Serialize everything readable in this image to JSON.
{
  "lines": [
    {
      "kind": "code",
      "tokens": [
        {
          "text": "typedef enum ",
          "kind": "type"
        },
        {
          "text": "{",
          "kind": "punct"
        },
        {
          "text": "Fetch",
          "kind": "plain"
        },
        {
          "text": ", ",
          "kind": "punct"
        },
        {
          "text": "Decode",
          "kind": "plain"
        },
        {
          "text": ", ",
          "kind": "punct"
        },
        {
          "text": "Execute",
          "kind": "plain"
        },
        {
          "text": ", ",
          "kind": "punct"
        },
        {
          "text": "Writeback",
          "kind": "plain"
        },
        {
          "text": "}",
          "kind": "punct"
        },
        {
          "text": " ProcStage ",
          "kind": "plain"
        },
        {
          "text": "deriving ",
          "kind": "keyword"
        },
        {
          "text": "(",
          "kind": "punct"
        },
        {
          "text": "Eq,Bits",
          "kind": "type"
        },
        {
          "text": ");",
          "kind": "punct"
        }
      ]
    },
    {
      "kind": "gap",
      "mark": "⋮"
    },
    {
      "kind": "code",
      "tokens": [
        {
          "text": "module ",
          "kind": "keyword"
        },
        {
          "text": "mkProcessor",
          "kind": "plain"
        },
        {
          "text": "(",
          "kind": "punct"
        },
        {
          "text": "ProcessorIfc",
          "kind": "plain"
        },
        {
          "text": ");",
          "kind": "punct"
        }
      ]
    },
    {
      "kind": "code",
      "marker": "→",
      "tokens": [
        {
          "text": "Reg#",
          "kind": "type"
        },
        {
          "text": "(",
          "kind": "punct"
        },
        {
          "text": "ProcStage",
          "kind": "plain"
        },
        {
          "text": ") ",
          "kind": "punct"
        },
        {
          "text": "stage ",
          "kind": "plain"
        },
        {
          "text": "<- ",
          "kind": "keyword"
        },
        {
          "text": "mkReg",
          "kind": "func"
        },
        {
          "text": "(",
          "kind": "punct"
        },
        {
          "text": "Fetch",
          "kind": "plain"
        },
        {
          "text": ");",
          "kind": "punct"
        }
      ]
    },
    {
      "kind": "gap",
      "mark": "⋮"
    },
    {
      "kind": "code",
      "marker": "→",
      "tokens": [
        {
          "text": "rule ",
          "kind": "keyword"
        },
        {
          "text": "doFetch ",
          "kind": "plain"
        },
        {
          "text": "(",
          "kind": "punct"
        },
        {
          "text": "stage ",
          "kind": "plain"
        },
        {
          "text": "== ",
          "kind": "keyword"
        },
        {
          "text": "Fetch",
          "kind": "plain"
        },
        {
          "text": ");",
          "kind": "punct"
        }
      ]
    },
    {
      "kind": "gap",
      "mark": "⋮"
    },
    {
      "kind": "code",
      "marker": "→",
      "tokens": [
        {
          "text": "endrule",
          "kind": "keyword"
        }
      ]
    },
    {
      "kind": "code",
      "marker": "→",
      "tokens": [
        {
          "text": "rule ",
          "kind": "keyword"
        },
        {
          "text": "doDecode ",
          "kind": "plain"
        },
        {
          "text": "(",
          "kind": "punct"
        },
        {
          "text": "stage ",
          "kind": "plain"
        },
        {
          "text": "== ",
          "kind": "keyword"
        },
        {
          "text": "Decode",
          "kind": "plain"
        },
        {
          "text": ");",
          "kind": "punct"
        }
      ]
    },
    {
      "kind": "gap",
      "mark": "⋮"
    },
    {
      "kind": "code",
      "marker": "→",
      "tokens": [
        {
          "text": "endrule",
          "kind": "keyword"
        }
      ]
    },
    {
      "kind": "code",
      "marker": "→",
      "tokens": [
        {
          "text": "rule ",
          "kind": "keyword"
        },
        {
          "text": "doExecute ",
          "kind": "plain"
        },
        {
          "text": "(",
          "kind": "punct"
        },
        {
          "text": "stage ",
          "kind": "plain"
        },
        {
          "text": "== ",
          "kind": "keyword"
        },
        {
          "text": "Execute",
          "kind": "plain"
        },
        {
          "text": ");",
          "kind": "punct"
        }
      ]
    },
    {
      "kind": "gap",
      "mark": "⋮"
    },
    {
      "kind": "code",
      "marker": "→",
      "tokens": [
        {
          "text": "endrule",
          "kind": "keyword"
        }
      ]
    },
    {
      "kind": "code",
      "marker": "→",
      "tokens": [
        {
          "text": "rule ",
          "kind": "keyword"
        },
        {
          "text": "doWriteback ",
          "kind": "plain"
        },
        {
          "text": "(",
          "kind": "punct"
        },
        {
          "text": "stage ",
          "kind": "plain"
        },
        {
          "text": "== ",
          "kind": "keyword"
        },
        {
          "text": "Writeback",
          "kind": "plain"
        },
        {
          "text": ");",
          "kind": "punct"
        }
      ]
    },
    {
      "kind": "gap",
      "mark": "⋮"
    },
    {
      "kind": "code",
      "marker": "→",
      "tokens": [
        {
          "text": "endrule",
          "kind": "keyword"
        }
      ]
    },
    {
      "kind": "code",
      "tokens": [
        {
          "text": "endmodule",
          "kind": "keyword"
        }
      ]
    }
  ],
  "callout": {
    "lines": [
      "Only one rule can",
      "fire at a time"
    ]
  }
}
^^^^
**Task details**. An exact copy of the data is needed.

**Output**.
Serialize everything readable in this image to JSON.
{
  "lines": [
    {
      "kind": "code",
      "tokens": [
        {
          "text": "typedef enum ",
          "kind": "type"
        },
        {
          "text": "{",
          "kind": "punct"
        },
        {
          "text": "Fetch",
          "kind": "plain"
        },
        {
          "text": ", ",
          "kind": "punct"
        },
        {
          "text": "Decode",
          "kind": "plain"
        },
        {
          "text": ", ",
          "kind": "punct"
        },
        {
          "text": "Execute",
          "kind": "plain"
        },
        {
          "text": ", ",
          "kind": "punct"
        },
        {
          "text": "Writeback",
          "kind": "plain"
        },
        {
          "text": "}",
          "kind": "punct"
        },
        {
          "text": " ProcStage ",
          "kind": "plain"
        },
        {
          "text": "deriving ",
          "kind": "keyword"
        },
        {
          "text": "(",
          "kind": "punct"
        },
        {
          "text": "Eq,Bits",
          "kind": "type"
        },
        {
          "text": ");",
          "kind": "punct"
        }
      ]
    },
    {
      "kind": "gap",
      "mark": "⋮"
    },
    {
      "kind": "code",
      "tokens": [
        {
          "text": "module ",
          "kind": "keyword"
        },
        {
          "text": "mkProcessor",
          "kind": "plain"
        },
        {
          "text": "(",
          "kind": "punct"
        },
        {
          "text": "ProcessorIfc",
          "kind": "plain"
        },
        {
          "text": ");",
          "kind": "punct"
        }
      ]
    },
    {
      "kind": "code",
      "marker": "→",
      "tokens": [
        {
          "text": "Reg#",
          "kind": "type"
        },
        {
          "text": "(",
          "kind": "punct"
        },
        {
          "text": "ProcStage",
          "kind": "plain"
        },
        {
          "text": ") ",
          "kind": "punct"
        },
        {
          "text": "stage ",
          "kind": "plain"
        },
        {
          "text": "<- ",
          "kind": "keyword"
        },
        {
          "text": "mkReg",
          "kind": "func"
        },
        {
          "text": "(",
          "kind": "punct"
        },
        {
          "text": "Fetch",
          "kind": "plain"
        },
        {
          "text": ");",
          "kind": "punct"
        }
      ]
    },
    {
      "kind": "gap",
      "mark": "⋮"
    },
    {
      "kind": "code",
      "marker": "→",
      "tokens": [
        {
          "text": "rule ",
          "kind": "keyword"
        },
        {
          "text": "doFetch ",
          "kind": "plain"
        },
        {
          "text": "(",
          "kind": "punct"
        },
        {
          "text": "stage ",
          "kind": "plain"
        },
        {
          "text": "== ",
          "kind": "keyword"
        },
        {
          "text": "Fetch",
          "kind": "plain"
        },
        {
          "text": ");",
          "kind": "punct"
        }
      ]
    },
    {
      "kind": "gap",
      "mark": "⋮"
    },
    {
      "kind": "code",
      "marker": "→",
      "tokens": [
        {
          "text": "endrule",
          "kind": "keyword"
        }
      ]
    },
    {
      "kind": "code",
      "marker": "→",
      "tokens": [
        {
          "text": "rule ",
          "kind": "keyword"
        },
        {
          "text": "doDecode ",
          "kind": "plain"
        },
        {
          "text": "(",
          "kind": "punct"
        },
        {
          "text": "stage ",
          "kind": "plain"
        },
        {
          "text": "== ",
          "kind": "keyword"
        },
        {
          "text": "Decode",
          "kind": "plain"
        },
        {
          "text": ");",
          "kind": "punct"
        }
      ]
    },
    {
      "kind": "gap",
      "mark": "⋮"
    },
    {
      "kind": "code",
      "marker": "→",
      "tokens": [
        {
          "text": "endrule",
          "kind": "keyword"
        }
      ]
    },
    {
      "kind": "code",
      "marker": "→",
      "tokens": [
        {
          "text": "rule ",
          "kind": "keyword"
        },
        {
          "text": "doExecute ",
          "kind": "plain"
        },
        {
          "text": "(",
          "kind": "punct"
        },
        {
          "text": "stage ",
          "kind": "plain"
        },
        {
          "text": "== ",
          "kind": "keyword"
        },
        {
          "text": "Execute",
          "kind": "plain"
        },
        {
          "text": ");",
          "kind": "punct"
        }
      ]
    },
    {
      "kind": "gap",
      "mark": "⋮"
    },
    {
      "kind": "code",
      "marker": "→",
      "tokens": [
        {
          "text": "endrule",
          "kind": "keyword"
        }
      ]
    },
    {
      "kind": "code",
      "marker": "→",
      "tokens": [
        {
          "text": "rule ",
          "kind": "keyword"
        },
        {
          "text": "doWriteback ",
          "kind": "plain"
        },
        {
          "text": "(",
          "kind": "punct"
        },
        {
          "text": "stage ",
          "kind": "plain"
        },
        {
          "text": "== ",
          "kind": "keyword"
        },
        {
          "text": "Writeback",
          "kind": "plain"
        },
        {
          "text": ");",
          "kind": "punct"
        }
      ]
    },
    {
      "kind": "gap",
      "mark": "⋮"
    },
    {
      "kind": "code",
      "marker": "→",
      "tokens": [
        {
          "text": "endrule",
          "kind": "keyword"
        }
      ]
    },
    {
      "kind": "code",
      "tokens": [
        {
          "text": "endmodule",
          "kind": "keyword"
        }
      ]
    }
  ],
  "callout": {
    "lines": [
      "Only one rule can",
      "fire at a time"
    ]
  }
}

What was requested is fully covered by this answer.